Brothers go to court to stop suicide of sibling
File photo: Lisa Edmonds

Two men have filed a legal bid to prevent the Swiss assisted suicide association Exit from helping their older brother to kill himself.

Wawrinka snubs past form to reach Basel second round
Wawrinka beat local wildcard Marco Chiudinelli. Photo: Fabrice Coffrini/AFP

US Open champion Stan Wawrinka has reached the second round in Basel after going out in the first round for the past four years.

Villagers asked to help fund bridge renovations
The bridge links the two villages of Veltheim (pictured) and Holderbank. Photo: Lutz Fischer-Lamprecht

The crowdfunding campaign by the two communes is the first of its kind in Switzerland.
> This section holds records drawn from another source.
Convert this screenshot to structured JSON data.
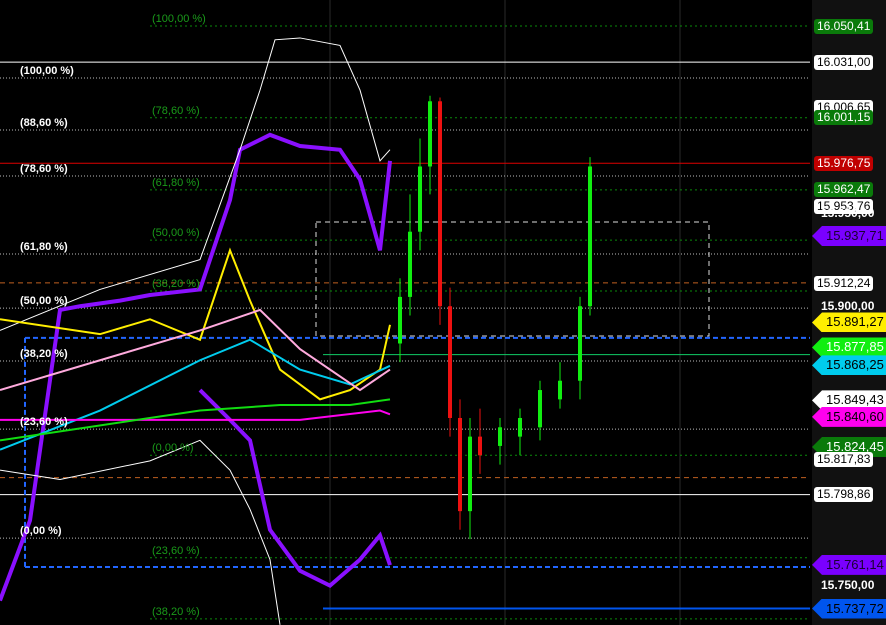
{
  "chart_data": {
    "type": "line",
    "title": "",
    "ylim": [
      15729,
      16062
    ],
    "price_labels": [
      {
        "text": "16.050,41",
        "price": 16050.41,
        "bg": "#0a7a0a",
        "fg": "#ffffff",
        "style": "box"
      },
      {
        "text": "16.031,00",
        "price": 16031.0,
        "bg": "#ffffff",
        "fg": "#000000",
        "style": "box"
      },
      {
        "text": "16.006,65",
        "price": 16006.65,
        "bg": "#ffffff",
        "fg": "#000000",
        "style": "box"
      },
      {
        "text": "16.001,15",
        "price": 16001.15,
        "bg": "#0a7a0a",
        "fg": "#ffffff",
        "style": "box"
      },
      {
        "text": "15.976,75",
        "price": 15976.75,
        "bg": "#c00000",
        "fg": "#ffffff",
        "style": "box"
      },
      {
        "text": "15.962,47",
        "price": 15962.47,
        "bg": "#0a7a0a",
        "fg": "#ffffff",
        "style": "box"
      },
      {
        "text": "15.953,76",
        "price": 15953.76,
        "bg": "#ffffff",
        "fg": "#000000",
        "style": "box"
      },
      {
        "text": "15.950,00",
        "price": 15950.0,
        "bg": "",
        "fg": "#ffffff",
        "style": "plain"
      },
      {
        "text": "15.937,71",
        "price": 15937.71,
        "bg": "#7a00ff",
        "fg": "#1a0033",
        "style": "arrow"
      },
      {
        "text": "15.912,24",
        "price": 15912.24,
        "bg": "#ffffff",
        "fg": "#000000",
        "style": "box"
      },
      {
        "text": "15.900,00",
        "price": 15900.0,
        "bg": "",
        "fg": "#ffffff",
        "style": "plain"
      },
      {
        "text": "15.891,27",
        "price": 15891.27,
        "bg": "#ffee00",
        "fg": "#000000",
        "style": "arrow"
      },
      {
        "text": "15.877,85",
        "price": 15877.85,
        "bg": "#11ee11",
        "fg": "#ffffff",
        "style": "arrow"
      },
      {
        "text": "15.868,25",
        "price": 15868.25,
        "bg": "#00ccee",
        "fg": "#000000",
        "style": "arrow"
      },
      {
        "text": "15.849,43",
        "price": 15849.43,
        "bg": "#ffffff",
        "fg": "#000000",
        "style": "arrow"
      },
      {
        "text": "15.840,60",
        "price": 15840.6,
        "bg": "#ff00ee",
        "fg": "#000000",
        "style": "arrow"
      },
      {
        "text": "15.824,45",
        "price": 15824.45,
        "bg": "#0a7a0a",
        "fg": "#ffffff",
        "style": "arrow"
      },
      {
        "text": "15.817,83",
        "price": 15817.83,
        "bg": "#ffffff",
        "fg": "#000000",
        "style": "box"
      },
      {
        "text": "15.798,86",
        "price": 15798.86,
        "bg": "#ffffff",
        "fg": "#000000",
        "style": "box"
      },
      {
        "text": "15.761,14",
        "price": 15761.14,
        "bg": "#7a00ff",
        "fg": "#1a0033",
        "style": "arrow"
      },
      {
        "text": "15.750,00",
        "price": 15750.0,
        "bg": "",
        "fg": "#ffffff",
        "style": "plain"
      },
      {
        "text": "15.737,72",
        "price": 15737.72,
        "bg": "#0055ee",
        "fg": "#000000",
        "style": "arrow"
      }
    ],
    "fib_white": [
      {
        "text": "(100,00 %)",
        "price": 16022.5
      },
      {
        "text": "(88,60 %)",
        "price": 15994.6
      },
      {
        "text": "(78,60 %)",
        "price": 15969.9
      },
      {
        "text": "(61,80 %)",
        "price": 15928
      },
      {
        "text": "(50,00 %)",
        "price": 15899
      },
      {
        "text": "(38,20 %)",
        "price": 15870.6
      },
      {
        "text": "(23,60 %)",
        "price": 15834
      },
      {
        "text": "(0,00 %)",
        "price": 15775.5
      }
    ],
    "fib_green": [
      {
        "text": "(100,00 %)",
        "price": 16050.41
      },
      {
        "text": "(78,60 %)",
        "price": 16001.15
      },
      {
        "text": "(61,80 %)",
        "price": 15962.47
      },
      {
        "text": "(50,00 %)",
        "price": 15935.5
      },
      {
        "text": "(38,20 %)",
        "price": 15908.14
      },
      {
        "text": "(0,00 %)",
        "price": 15820
      },
      {
        "text": "(23,60 %)",
        "price": 15765
      },
      {
        "text": "(38,20 %)",
        "price": 15732.2
      }
    ],
    "series": [
      {
        "name": "purple-upper",
        "color": "#8a10ff",
        "width": 4,
        "x": [
          0,
          3,
          6,
          8,
          12,
          15,
          20,
          23,
          24,
          27,
          30,
          34,
          36,
          38,
          39
        ],
        "y": [
          15742,
          15785,
          15898,
          15900,
          15903,
          15906,
          15909,
          15957,
          15984,
          15992,
          15986,
          15984,
          15968,
          15930,
          15978
        ]
      },
      {
        "name": "purple-lower",
        "color": "#8a10ff",
        "width": 4,
        "x": [
          20,
          23,
          25,
          27,
          30,
          33,
          36,
          38,
          39
        ],
        "y": [
          15855,
          15839,
          15828,
          15780,
          15758,
          15750,
          15764,
          15777,
          15761
        ]
      },
      {
        "name": "envelope-upper",
        "color": "#ffffff",
        "width": 1,
        "x": [
          0,
          10,
          20,
          24,
          26,
          27.5,
          30,
          34,
          36,
          38,
          39
        ],
        "y": [
          15887,
          15909,
          15925,
          15984,
          16016,
          16043,
          16044,
          16040,
          16016,
          15978,
          15984
        ]
      },
      {
        "name": "envelope-lower",
        "color": "#ffffff",
        "width": 1,
        "x": [
          0,
          6,
          15,
          20,
          23,
          25,
          27,
          28
        ],
        "y": [
          15812,
          15807,
          15817,
          15828,
          15812,
          15791,
          15764,
          15729
        ]
      },
      {
        "name": "yellow",
        "color": "#ffee00",
        "width": 2,
        "x": [
          0,
          10,
          15,
          20,
          23,
          25,
          28,
          32,
          35,
          38,
          39
        ],
        "y": [
          15893,
          15885,
          15893,
          15882,
          15930,
          15903,
          15866,
          15850,
          15855,
          15866,
          15890
        ]
      },
      {
        "name": "cyan",
        "color": "#00ccee",
        "width": 2,
        "x": [
          0,
          10,
          20,
          25,
          30,
          35,
          39
        ],
        "y": [
          15823,
          15844,
          15871,
          15882,
          15866,
          15858,
          15868
        ]
      },
      {
        "name": "magenta",
        "color": "#ff00ee",
        "width": 2,
        "x": [
          0,
          20,
          30,
          38,
          39
        ],
        "y": [
          15839,
          15839,
          15839,
          15844,
          15842
        ]
      },
      {
        "name": "green-ma",
        "color": "#11dd11",
        "width": 2,
        "x": [
          0,
          20,
          28,
          35,
          39
        ],
        "y": [
          15828,
          15844,
          15847,
          15847,
          15850
        ]
      },
      {
        "name": "pink",
        "color": "#ffaadd",
        "width": 2,
        "x": [
          0,
          10,
          20,
          26,
          30,
          36,
          39
        ],
        "y": [
          15855,
          15871,
          15887,
          15898,
          15877,
          15855,
          15866
        ]
      }
    ],
    "candles": [
      {
        "x": 20,
        "o": 15880,
        "c": 15905,
        "h": 15915,
        "l": 15870
      },
      {
        "x": 21,
        "o": 15905,
        "c": 15940,
        "h": 15960,
        "l": 15895
      },
      {
        "x": 22,
        "o": 15940,
        "c": 15975,
        "h": 15990,
        "l": 15930
      },
      {
        "x": 23,
        "o": 15975,
        "c": 16010,
        "h": 16013,
        "l": 15960
      },
      {
        "x": 24,
        "o": 16010,
        "c": 15900,
        "h": 16012,
        "l": 15890
      },
      {
        "x": 25,
        "o": 15900,
        "c": 15840,
        "h": 15910,
        "l": 15830
      },
      {
        "x": 26,
        "o": 15840,
        "c": 15790,
        "h": 15850,
        "l": 15780
      },
      {
        "x": 27,
        "o": 15790,
        "c": 15830,
        "h": 15840,
        "l": 15775
      },
      {
        "x": 28,
        "o": 15830,
        "c": 15820,
        "h": 15845,
        "l": 15810
      },
      {
        "x": 30,
        "o": 15825,
        "c": 15835,
        "h": 15840,
        "l": 15815
      },
      {
        "x": 32,
        "o": 15830,
        "c": 15840,
        "h": 15845,
        "l": 15820
      },
      {
        "x": 34,
        "o": 15835,
        "c": 15855,
        "h": 15860,
        "l": 15828
      },
      {
        "x": 36,
        "o": 15850,
        "c": 15860,
        "h": 15870,
        "l": 15845
      },
      {
        "x": 38,
        "o": 15860,
        "c": 15900,
        "h": 15905,
        "l": 15850
      },
      {
        "x": 39,
        "o": 15900,
        "c": 15975,
        "h": 15980,
        "l": 15895
      }
    ]
  }
}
Photo: Unterirdisch Ueberleben
Inside Switzerland’s largest nuclear bunker – 40 years on
Sponsored Article
Last chance to vote absentee in the US elections
Photo: The Local
Ticino firefighters rescue cow from swimming pool
Photo: Antoni Da Campo
Vegan wins battle to be accepted by Swiss army
Photo: Swiss Tourism
Ten Swiss ski resorts named most expensive in Europe
Photo: Randy Kashka
Swiss women will ‘work for free’ for the rest of year
Photo: Swiss Tourism
Montreux throws hat in Olympic rings
Photo: Swiss Tourism
Seven things you’ll miss about Switzerland if you leave
Photo: Richard Juilliard/AFP
Man makes Geneva airport bomb threat ‘for a joke’
Photo: AFP
Solar Impulse team reveals plans for unmanned plane
File photo: Martin Abegglen
Swiss to vote on passport rules for 3rd gen foreigners
Photo: AFP
Swiss wingsuit hotspot Lauterbrunnen won’t impose ban
Photo: Swiss Tourism
Six reasons Switzerland isn’t as boring as you might think
Photo: Swiss Tourism
Report: Switzerland one of world’s best places for girls
Photo: The Local
Thief returns Swiss cow bells worth thousands
File photo: Wikimedia Commons
One in three rapists isn’t locked up: statistics
Photo: activistin.ch
Tampon-tax protest turns Zurich fountains red
Photo: AFP
Geneva police to lift ban on bearded officers
Photo: Marcel Gillieron/AFP
Suicide chef’s restaurant keeps Michelin stars
Photo: Lara de Salis
11 things the Swiss get tired of hearing abroad
Photo:  Ivo Scholz/Swiss-image.ch
Survey: expats in Switzerland have money but few friends
Photo: AFP
Swiss press criticize Bern’s 'capitulation' on immigration
Photo: Jura Trois Lacs tourism
German ex-policeman is Swiss city’s new hermit
Photo: Dmitry A. Mottl
Ticino votes to favour local workers over foreigners
jobs available